So, instead, I’m going to say – It was a damn fine piece of filmmaking and I wish with all my heart that I had written and directed it. It’s an engaging, authentic, mesmerizing film that will haunt you long after it is over. Indeed, it’s the kind of film that, like life, must be processed in its own time; one that you wake up in the middle of the night with a sudden flash of realization and say, “I got it!”
Manchester by the Sea is a real place. And the characters and events in the film are SO real that even for an old film guy like myself, I got caught up in the verisimilitude of it all. Of course such reality, such authenticity (there’s that word again) can only come from an incredible script, a visionary director, and a fantastic cast. All of these elements are present in the film.
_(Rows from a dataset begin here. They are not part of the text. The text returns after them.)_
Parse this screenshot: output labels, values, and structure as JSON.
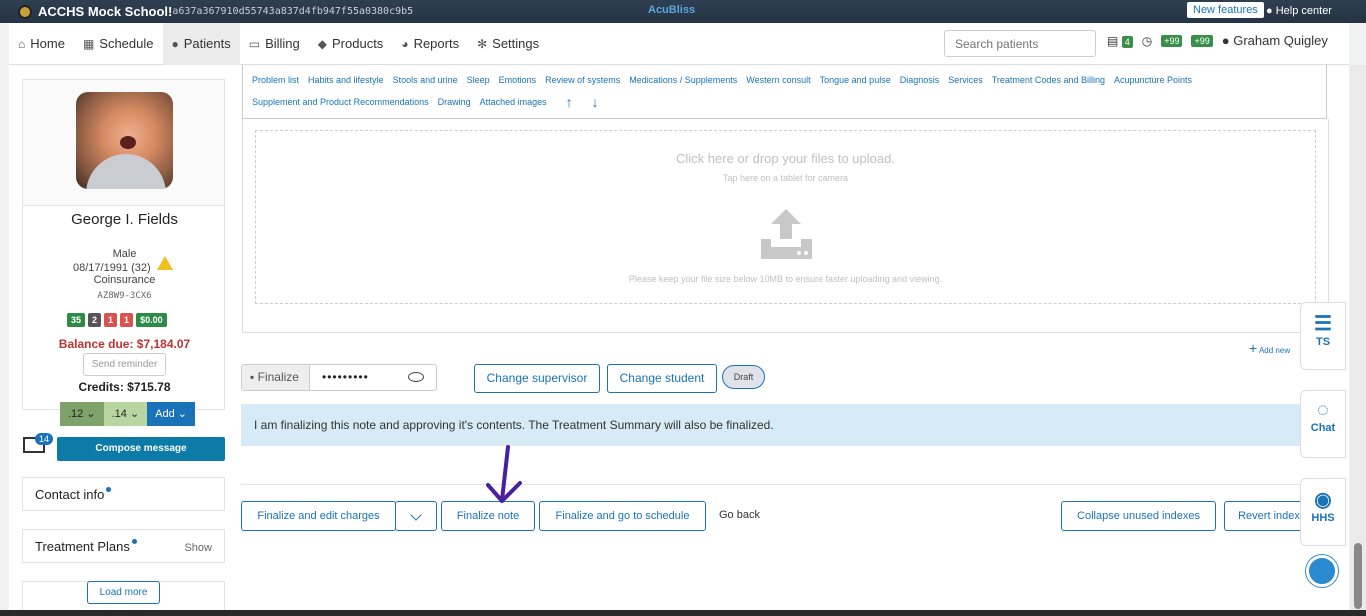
{
  "titlebar": {
    "school": "ACCHS Mock School!",
    "hash": "a637a367910d55743a837d4fb947f55a0380c9b5",
    "brand": "AcuBliss",
    "new_features": "New features",
    "help_center": "Help center"
  },
  "nav": {
    "items": [
      {
        "label": "Home",
        "icon": "home-icon"
      },
      {
        "label": "Schedule",
        "icon": "calendar-icon"
      },
      {
        "label": "Patients",
        "icon": "user-icon"
      },
      {
        "label": "Billing",
        "icon": "billing-icon"
      },
      {
        "label": "Products",
        "icon": "cube-icon"
      },
      {
        "label": "Reports",
        "icon": "pie-chart-icon"
      },
      {
        "label": "Settings",
        "icon": "gear-icon"
      }
    ],
    "search_placeholder": "Search patients",
    "badge_msgs": "4",
    "badge_a": "+99",
    "badge_b": "+99",
    "user": "Graham Quigley"
  },
  "patient": {
    "name": "George I. Fields",
    "gender": "Male",
    "dob": "08/17/1991 (32)",
    "insurance": "Coinsurance",
    "code": "AZ8W9-3CX6",
    "chips": [
      {
        "text": "35",
        "color": "#2e8b47"
      },
      {
        "text": "2",
        "color": "#555555"
      },
      {
        "text": "1",
        "color": "#d9534f"
      },
      {
        "text": "1",
        "color": "#d9534f"
      },
      {
        "text": "$0.00",
        "color": "#2e8b47"
      }
    ],
    "balance": "Balance due: $7,184.07",
    "send_reminder": "Send reminder",
    "credits": "Credits: $715.78",
    "btn_12": ".12",
    "btn_14": ".14",
    "btn_add": "Add"
  },
  "messages": {
    "count": "14",
    "compose": "Compose message"
  },
  "sections": {
    "contact": "Contact info",
    "plans": "Treatment Plans",
    "plans_show": "Show",
    "load_more": "Load more"
  },
  "tabs": [
    "Problem list",
    "Habits and lifestyle",
    "Stools and urine",
    "Sleep",
    "Emotions",
    "Review of systems",
    "Medications / Supplements",
    "Western consult",
    "Tongue and pulse",
    "Diagnosis",
    "Services",
    "Treatment Codes and Billing",
    "Acupuncture Points",
    "Supplement and Product Recommendations",
    "Drawing",
    "Attached images"
  ],
  "upload": {
    "title": "Click here or drop your files to upload.",
    "subtitle": "Tap here on a tablet for camera",
    "note": "Please keep your file size below 10MB to ensure faster uploading and viewing."
  },
  "add_new": "Add new",
  "finalize": {
    "label": "Finalize",
    "password": "•••••••••",
    "change_supervisor": "Change supervisor",
    "change_student": "Change student",
    "draft": "Draft",
    "notice": "I am finalizing this note and approving it's contents. The Treatment Summary will also be finalized."
  },
  "actions": {
    "finalize_edit": "Finalize and edit charges",
    "finalize_note": "Finalize note",
    "finalize_schedule": "Finalize and go to schedule",
    "go_back": "Go back",
    "collapse": "Collapse unused indexes",
    "revert": "Revert index"
  },
  "float": {
    "ts": "TS",
    "chat": "Chat",
    "hhs": "HHS"
  }
}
When I saw the trailer and read the one-sheet blurbs about the film prior to seeing it, I still had absolutely no idea what it was about. And in writing this review, I understand now why that occurred – because no trailer and/or promo piece can do justice to this film without giving away critical spoilers which MUST be experienced in the context of the film. So what can I tell you about the plot or storyline of the film? What can I tell you about its themes without giving away anything? It’s about love and loss and tragedy and forgiveness and unforgiveness and redemption and condemnation. It’s about life and maybe people we know. Maybe it’s even about all of us in some way. There is so much emotion packed into the film that it would be difficult not to resonate with someone at some level.
Obviously, director/writer Kenneth Lonergan’s background as the offspring of a psychiatrist mother and doctor father was not wasted on him. He has created a brilliant, masterful psychological matrix; a minefield where one wrong step opens a Pandora’s Box of our worst fears and nightmares.
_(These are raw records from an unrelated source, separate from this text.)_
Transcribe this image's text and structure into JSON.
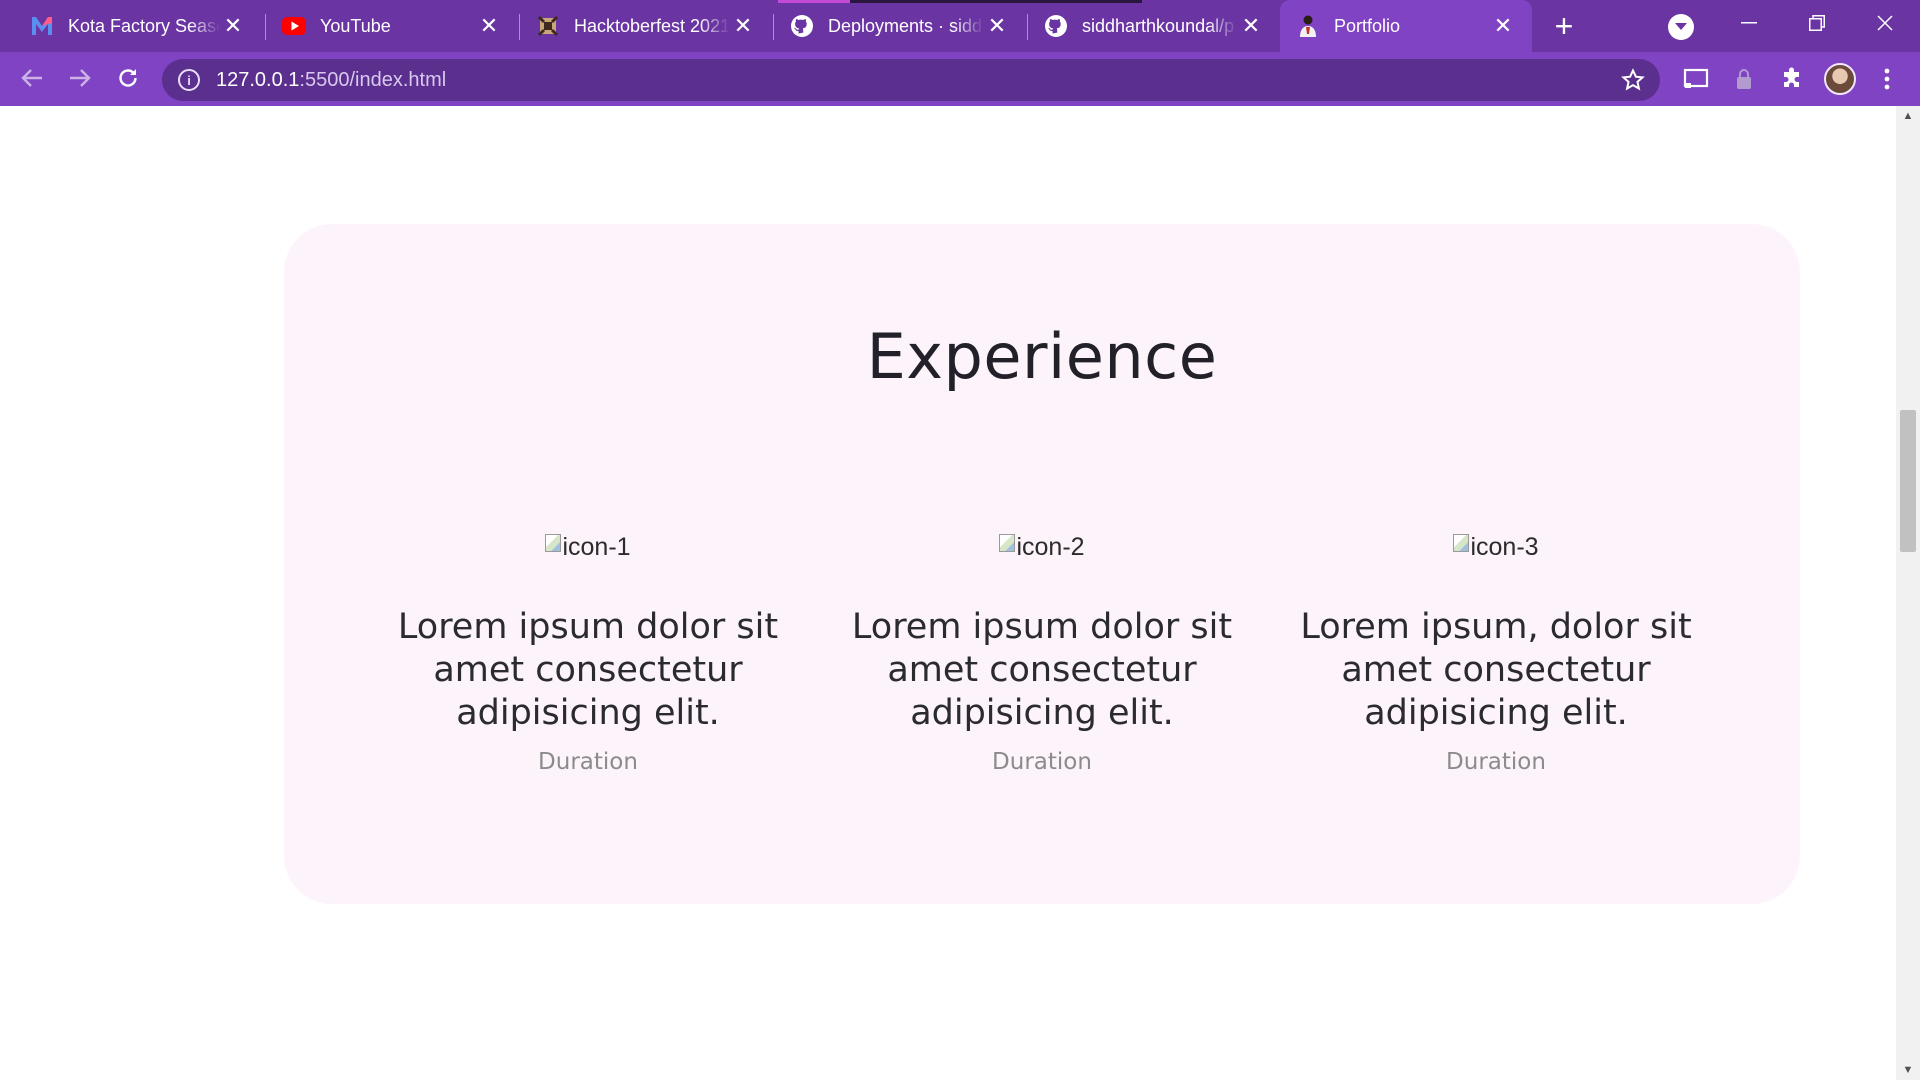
{
  "browser": {
    "tabs": [
      {
        "title": "Kota Factory Season",
        "favicon": "m-logo-icon",
        "active": false
      },
      {
        "title": "YouTube",
        "favicon": "youtube-icon",
        "active": false
      },
      {
        "title": "Hacktoberfest 2021",
        "favicon": "hacktoberfest-icon",
        "active": false
      },
      {
        "title": "Deployments · siddh",
        "favicon": "github-icon",
        "active": false
      },
      {
        "title": "siddharthkoundal/p",
        "favicon": "github-icon",
        "active": false
      },
      {
        "title": "Portfolio",
        "favicon": "portfolio-icon",
        "active": true
      }
    ],
    "address": {
      "host": "127.0.0.1",
      "rest": ":5500/index.html"
    },
    "colors": {
      "frame": "#6a34a2",
      "toolbar": "#8043c4",
      "omnibox": "#5b2f8e"
    }
  },
  "page": {
    "experience": {
      "heading": "Experience",
      "items": [
        {
          "icon_alt": "icon-1",
          "title": "Lorem ipsum dolor sit amet consectetur adipisicing elit.",
          "duration": "Duration"
        },
        {
          "icon_alt": "icon-2",
          "title": "Lorem ipsum dolor sit amet consectetur adipisicing elit.",
          "duration": "Duration"
        },
        {
          "icon_alt": "icon-3",
          "title": "Lorem ipsum, dolor sit amet consectetur adipisicing elit.",
          "duration": "Duration"
        }
      ],
      "colors": {
        "card_background": "#fdf4fb",
        "heading": "#22212a",
        "duration": "#8b8b8b"
      }
    }
  }
}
In talking about the cast, I realize that there is no possible way I cannot sound like a used car (I mean pre-owned) salesman touting hackneyed superlatives. Casey Affleck is simply superb. He says more with his eyes and body language than any actor I’ve seen in a very long time. His performance is so precisely measured and executed, always simmering just below the surface, waiting to erupt in a crescendo of emotion at any given point in time. Michelle William’s performance is staggering in intensity. Kyle Chandler, who plays Casey Affleck’s older brother in the film is wonderful (I cannot help but think how far he has come from the TV series Early Edition and the George Straight film Pure Country). And the charismatic and thoroughly engaging performance of relative newcomer, Lucas Hedges, will melt the coldest heart of the worst cynic alive today. A special shout out must go to Mathew Broderick as well who demonstrates that there is no limit to his range as an actor.
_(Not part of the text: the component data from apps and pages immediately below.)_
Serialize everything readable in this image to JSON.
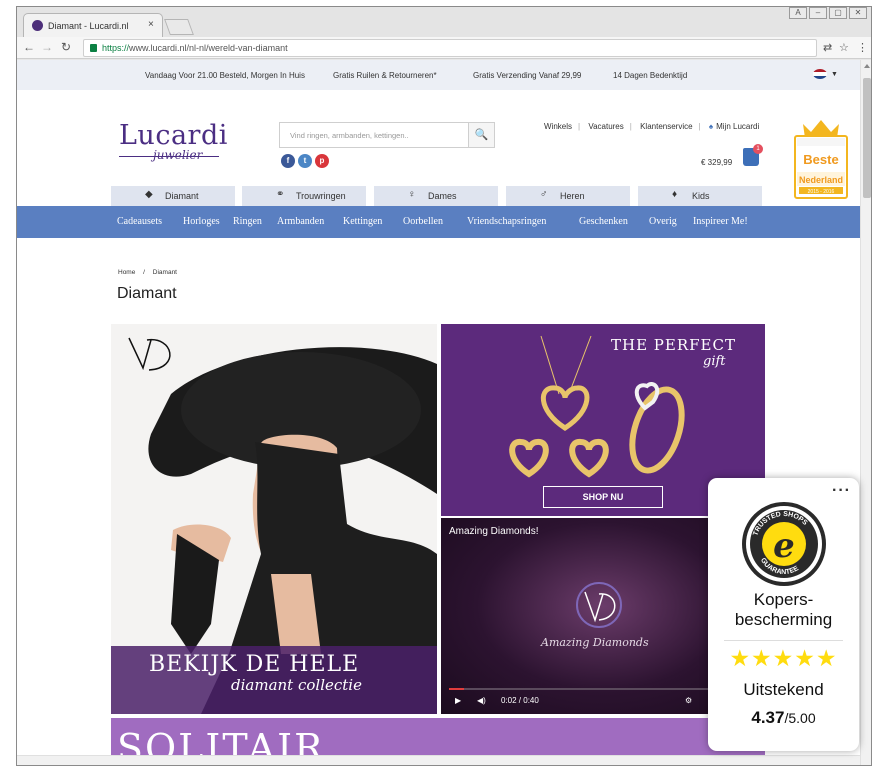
{
  "browser": {
    "tab_title": "Diamant - Lucardi.nl",
    "tab_close": "×",
    "url_scheme": "https://",
    "url_rest": "www.lucardi.nl/nl-nl/wereld-van-diamant",
    "window_controls": [
      "A",
      "–",
      "▢",
      "✕"
    ]
  },
  "usp_bar": {
    "items": [
      "Vandaag Voor 21.00 Besteld, Morgen In Huis",
      "Gratis Ruilen & Retourneren*",
      "Gratis Verzending Vanaf 29,99",
      "14 Dagen Bedenktijd"
    ],
    "flag_colors": [
      "#ae1c28",
      "#ffffff",
      "#21468b"
    ]
  },
  "header": {
    "logo_word": "Lucardi",
    "logo_sub": "juwelier",
    "search_placeholder": "Vind ringen, armbanden, kettingen..",
    "top_links": [
      "Winkels",
      "Vacatures",
      "Klantenservice",
      "Mijn Lucardi"
    ],
    "cart_total": "€ 329,99",
    "cart_count": "1",
    "award_title": "Beste",
    "award_sub": "Nederland",
    "award_years": "2015 - 2016"
  },
  "category_tabs": [
    {
      "icon": "diamond-icon",
      "label": "Diamant"
    },
    {
      "icon": "rings-icon",
      "label": "Trouwringen"
    },
    {
      "icon": "female-icon",
      "label": "Dames"
    },
    {
      "icon": "male-icon",
      "label": "Heren"
    },
    {
      "icon": "kids-icon",
      "label": "Kids"
    }
  ],
  "navbar": {
    "items": [
      "Cadeausets",
      "Horloges",
      "Ringen",
      "Armbanden",
      "Kettingen",
      "Oorbellen",
      "Vriendschapsringen",
      "Geschenken",
      "Overig",
      "Inspireer Me!"
    ]
  },
  "content": {
    "breadcrumb_home": "Home",
    "breadcrumb_sep": "/",
    "breadcrumb_current": "Diamant",
    "page_title": "Diamant",
    "hero_big": "BEKIJK DE HELE",
    "hero_script": "diamant collectie",
    "promo_title": "THE PERFECT",
    "promo_script": "gift",
    "promo_button": "SHOP NU",
    "video_title": "Amazing Diamonds!",
    "video_script": "Amazing Diamonds",
    "video_time": "0:02 / 0:40",
    "video_progress": 0.05,
    "solitair_title": "SOLITAIR"
  },
  "trusted_shops": {
    "menu": "···",
    "protection_line1": "Kopers-",
    "protection_line2": "bescherming",
    "stars": "★★★★★",
    "grade": "Uitstekend",
    "score": "4.37",
    "score_max": "/5.00"
  },
  "colors": {
    "brand_purple": "#4b2e83",
    "nav_blue": "#5a7fc1",
    "tab_bg": "#dfe4ef",
    "star_yellow": "#ffdc0f"
  }
}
What else can I say about Manchester by the Sea that hasn’t already been said? I don’t know. I do know that it is indeed one of those rare Venus flytraps of a film that comes along every once in a while that has the unique ability to reach past its own celluloid borders and pull you into its world. It’s a film that MUST be experienced, not just seen.
On a totally different and somewhat irrelevant side note, it’s also nice to know that when I make purchases on Amazon.com, my money is going to support the distribution of films like Manchester. (Amazon reportedly paid ten million dollars for the domestic rights – a bit pricey, but a smart investment.) Kudos to Jeff Bezos as well!